BEGIN EXERCISE MATERIALS

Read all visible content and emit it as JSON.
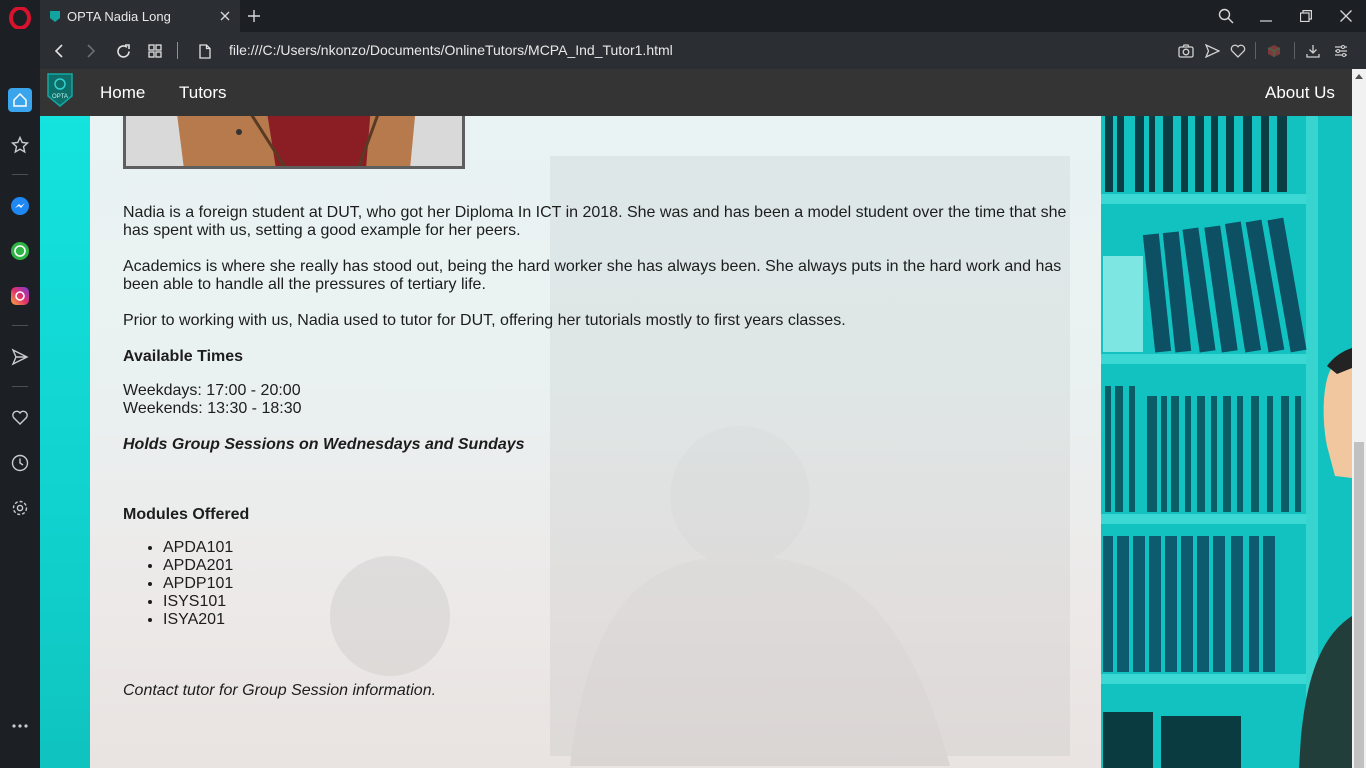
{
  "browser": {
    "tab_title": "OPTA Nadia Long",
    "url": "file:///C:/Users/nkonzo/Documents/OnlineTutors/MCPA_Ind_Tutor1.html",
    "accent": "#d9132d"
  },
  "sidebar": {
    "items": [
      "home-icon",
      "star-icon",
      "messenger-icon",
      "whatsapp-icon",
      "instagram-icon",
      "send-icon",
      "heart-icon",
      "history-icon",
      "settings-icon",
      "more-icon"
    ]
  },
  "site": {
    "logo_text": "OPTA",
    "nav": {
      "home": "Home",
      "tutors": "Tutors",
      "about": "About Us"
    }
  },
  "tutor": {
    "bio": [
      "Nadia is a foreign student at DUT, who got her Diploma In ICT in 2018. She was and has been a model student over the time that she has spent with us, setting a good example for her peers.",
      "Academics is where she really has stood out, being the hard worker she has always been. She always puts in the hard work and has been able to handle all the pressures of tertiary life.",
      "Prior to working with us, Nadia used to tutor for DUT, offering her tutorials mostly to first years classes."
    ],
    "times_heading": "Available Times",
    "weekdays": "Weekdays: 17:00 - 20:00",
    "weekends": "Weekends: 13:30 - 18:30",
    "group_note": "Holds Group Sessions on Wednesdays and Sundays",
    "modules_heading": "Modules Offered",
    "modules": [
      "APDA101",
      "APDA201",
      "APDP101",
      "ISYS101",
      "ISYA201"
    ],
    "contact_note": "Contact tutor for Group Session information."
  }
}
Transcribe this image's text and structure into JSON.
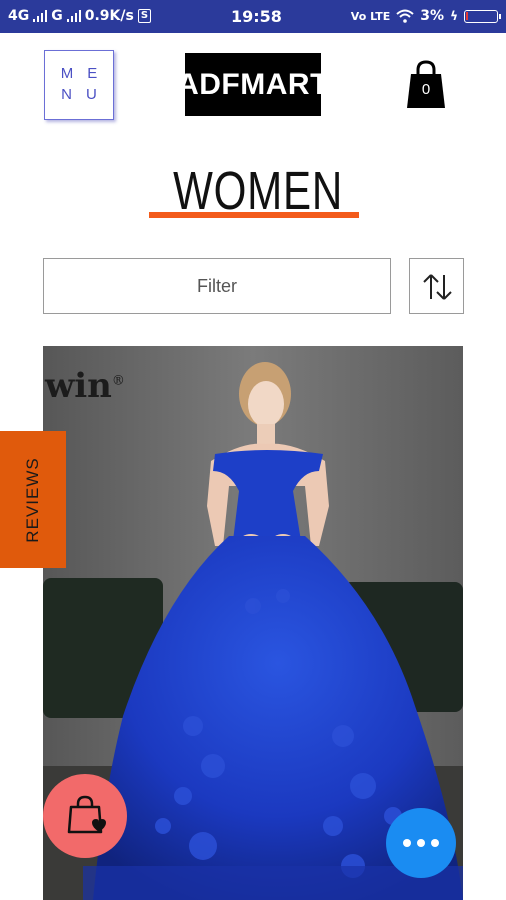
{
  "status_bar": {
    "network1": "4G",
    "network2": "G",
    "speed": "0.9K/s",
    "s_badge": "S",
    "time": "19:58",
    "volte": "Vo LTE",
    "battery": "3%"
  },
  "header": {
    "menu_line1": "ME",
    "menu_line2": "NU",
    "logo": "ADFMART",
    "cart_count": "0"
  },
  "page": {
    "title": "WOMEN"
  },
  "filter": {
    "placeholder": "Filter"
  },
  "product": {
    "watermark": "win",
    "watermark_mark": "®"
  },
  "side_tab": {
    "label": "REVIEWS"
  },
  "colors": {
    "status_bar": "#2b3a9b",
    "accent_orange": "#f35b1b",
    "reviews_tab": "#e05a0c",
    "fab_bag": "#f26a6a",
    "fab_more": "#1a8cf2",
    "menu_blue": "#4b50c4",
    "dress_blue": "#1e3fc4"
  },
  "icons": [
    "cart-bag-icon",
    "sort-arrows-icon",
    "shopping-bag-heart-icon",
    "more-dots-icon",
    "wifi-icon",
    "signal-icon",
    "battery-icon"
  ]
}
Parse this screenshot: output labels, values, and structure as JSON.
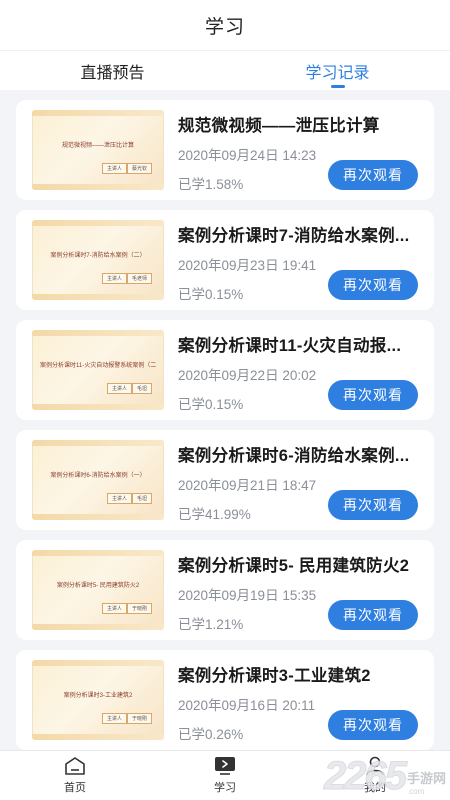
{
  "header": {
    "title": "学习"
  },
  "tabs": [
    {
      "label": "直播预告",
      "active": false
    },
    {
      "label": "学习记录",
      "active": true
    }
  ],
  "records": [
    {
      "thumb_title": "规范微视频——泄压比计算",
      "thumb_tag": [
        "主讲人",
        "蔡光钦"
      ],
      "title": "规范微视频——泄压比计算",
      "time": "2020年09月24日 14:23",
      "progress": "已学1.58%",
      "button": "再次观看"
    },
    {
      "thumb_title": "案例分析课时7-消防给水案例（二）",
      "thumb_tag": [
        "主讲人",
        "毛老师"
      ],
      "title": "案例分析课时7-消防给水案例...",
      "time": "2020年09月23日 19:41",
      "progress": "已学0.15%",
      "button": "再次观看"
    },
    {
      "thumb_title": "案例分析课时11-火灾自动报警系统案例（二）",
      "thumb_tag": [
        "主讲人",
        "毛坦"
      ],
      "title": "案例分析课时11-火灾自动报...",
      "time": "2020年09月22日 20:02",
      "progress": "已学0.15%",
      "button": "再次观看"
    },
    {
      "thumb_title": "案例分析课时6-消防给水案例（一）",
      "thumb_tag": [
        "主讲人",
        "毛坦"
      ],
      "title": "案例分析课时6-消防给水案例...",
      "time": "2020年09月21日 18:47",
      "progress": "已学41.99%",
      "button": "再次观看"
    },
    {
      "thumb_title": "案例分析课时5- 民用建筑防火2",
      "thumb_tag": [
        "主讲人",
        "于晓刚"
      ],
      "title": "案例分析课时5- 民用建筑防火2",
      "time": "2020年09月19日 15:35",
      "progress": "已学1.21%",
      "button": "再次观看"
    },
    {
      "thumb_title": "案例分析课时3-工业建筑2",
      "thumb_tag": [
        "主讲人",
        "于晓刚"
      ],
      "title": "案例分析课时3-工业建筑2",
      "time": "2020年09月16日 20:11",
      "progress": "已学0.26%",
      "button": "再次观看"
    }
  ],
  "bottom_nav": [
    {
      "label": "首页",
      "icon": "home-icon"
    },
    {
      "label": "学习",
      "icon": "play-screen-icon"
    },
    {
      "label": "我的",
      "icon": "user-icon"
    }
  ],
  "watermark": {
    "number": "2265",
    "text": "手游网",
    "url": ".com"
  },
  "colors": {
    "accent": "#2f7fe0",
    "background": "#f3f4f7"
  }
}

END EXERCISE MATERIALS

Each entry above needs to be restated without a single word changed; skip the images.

Read all visible content and emit it as JSON.
{
  "browser": {
    "tab_title": "OPTA Nadia Long",
    "url": "file:///C:/Users/nkonzo/Documents/OnlineTutors/MCPA_Ind_Tutor1.html",
    "accent": "#d9132d"
  },
  "sidebar": {
    "items": [
      "home-icon",
      "star-icon",
      "messenger-icon",
      "whatsapp-icon",
      "instagram-icon",
      "send-icon",
      "heart-icon",
      "history-icon",
      "settings-icon",
      "more-icon"
    ]
  },
  "site": {
    "logo_text": "OPTA",
    "nav": {
      "home": "Home",
      "tutors": "Tutors",
      "about": "About Us"
    }
  },
  "tutor": {
    "bio": [
      "Nadia is a foreign student at DUT, who got her Diploma In ICT in 2018. She was and has been a model student over the time that she has spent with us, setting a good example for her peers.",
      "Academics is where she really has stood out, being the hard worker she has always been. She always puts in the hard work and has been able to handle all the pressures of tertiary life.",
      "Prior to working with us, Nadia used to tutor for DUT, offering her tutorials mostly to first years classes."
    ],
    "times_heading": "Available Times",
    "weekdays": "Weekdays: 17:00 - 20:00",
    "weekends": "Weekends: 13:30 - 18:30",
    "group_note": "Holds Group Sessions on Wednesdays and Sundays",
    "modules_heading": "Modules Offered",
    "modules": [
      "APDA101",
      "APDA201",
      "APDP101",
      "ISYS101",
      "ISYA201"
    ],
    "contact_note": "Contact tutor for Group Session information."
  }
}
Transcribe this image's text and structure into JSON.
{
  "status_bar": {
    "network1": "4G",
    "network2": "G",
    "speed": "0.9K/s",
    "s_badge": "S",
    "time": "19:58",
    "volte": "Vo LTE",
    "battery": "3%"
  },
  "header": {
    "menu_line1": "ME",
    "menu_line2": "NU",
    "logo": "ADFMART",
    "cart_count": "0"
  },
  "page": {
    "title": "WOMEN"
  },
  "filter": {
    "placeholder": "Filter"
  },
  "product": {
    "watermark": "win",
    "watermark_mark": "®"
  },
  "side_tab": {
    "label": "REVIEWS"
  },
  "colors": {
    "status_bar": "#2b3a9b",
    "accent_orange": "#f35b1b",
    "reviews_tab": "#e05a0c",
    "fab_bag": "#f26a6a",
    "fab_more": "#1a8cf2",
    "menu_blue": "#4b50c4",
    "dress_blue": "#1e3fc4"
  },
  "icons": [
    "cart-bag-icon",
    "sort-arrows-icon",
    "shopping-bag-heart-icon",
    "more-dots-icon",
    "wifi-icon",
    "signal-icon",
    "battery-icon"
  ]
}
Parse this screenshot: output labels, values, and structure as JSON.
{
  "header": {
    "title": "学习"
  },
  "tabs": [
    {
      "label": "直播预告",
      "active": false
    },
    {
      "label": "学习记录",
      "active": true
    }
  ],
  "records": [
    {
      "thumb_title": "规范微视频——泄压比计算",
      "thumb_tag": [
        "主讲人",
        "蔡光钦"
      ],
      "title": "规范微视频——泄压比计算",
      "time": "2020年09月24日 14:23",
      "progress": "已学1.58%",
      "button": "再次观看"
    },
    {
      "thumb_title": "案例分析课时7-消防给水案例（二）",
      "thumb_tag": [
        "主讲人",
        "毛老师"
      ],
      "title": "案例分析课时7-消防给水案例...",
      "time": "2020年09月23日 19:41",
      "progress": "已学0.15%",
      "button": "再次观看"
    },
    {
      "thumb_title": "案例分析课时11-火灾自动报警系统案例（二）",
      "thumb_tag": [
        "主讲人",
        "毛坦"
      ],
      "title": "案例分析课时11-火灾自动报...",
      "time": "2020年09月22日 20:02",
      "progress": "已学0.15%",
      "button": "再次观看"
    },
    {
      "thumb_title": "案例分析课时6-消防给水案例（一）",
      "thumb_tag": [
        "主讲人",
        "毛坦"
      ],
      "title": "案例分析课时6-消防给水案例...",
      "time": "2020年09月21日 18:47",
      "progress": "已学41.99%",
      "button": "再次观看"
    },
    {
      "thumb_title": "案例分析课时5- 民用建筑防火2",
      "thumb_tag": [
        "主讲人",
        "于晓刚"
      ],
      "title": "案例分析课时5- 民用建筑防火2",
      "time": "2020年09月19日 15:35",
      "progress": "已学1.21%",
      "button": "再次观看"
    },
    {
      "thumb_title": "案例分析课时3-工业建筑2",
      "thumb_tag": [
        "主讲人",
        "于晓刚"
      ],
      "title": "案例分析课时3-工业建筑2",
      "time": "2020年09月16日 20:11",
      "progress": "已学0.26%",
      "button": "再次观看"
    }
  ],
  "bottom_nav": [
    {
      "label": "首页",
      "icon": "home-icon"
    },
    {
      "label": "学习",
      "icon": "play-screen-icon"
    },
    {
      "label": "我的",
      "icon": "user-icon"
    }
  ],
  "watermark": {
    "number": "2265",
    "text": "手游网",
    "url": ".com"
  },
  "colors": {
    "accent": "#2f7fe0",
    "background": "#f3f4f7"
  }
}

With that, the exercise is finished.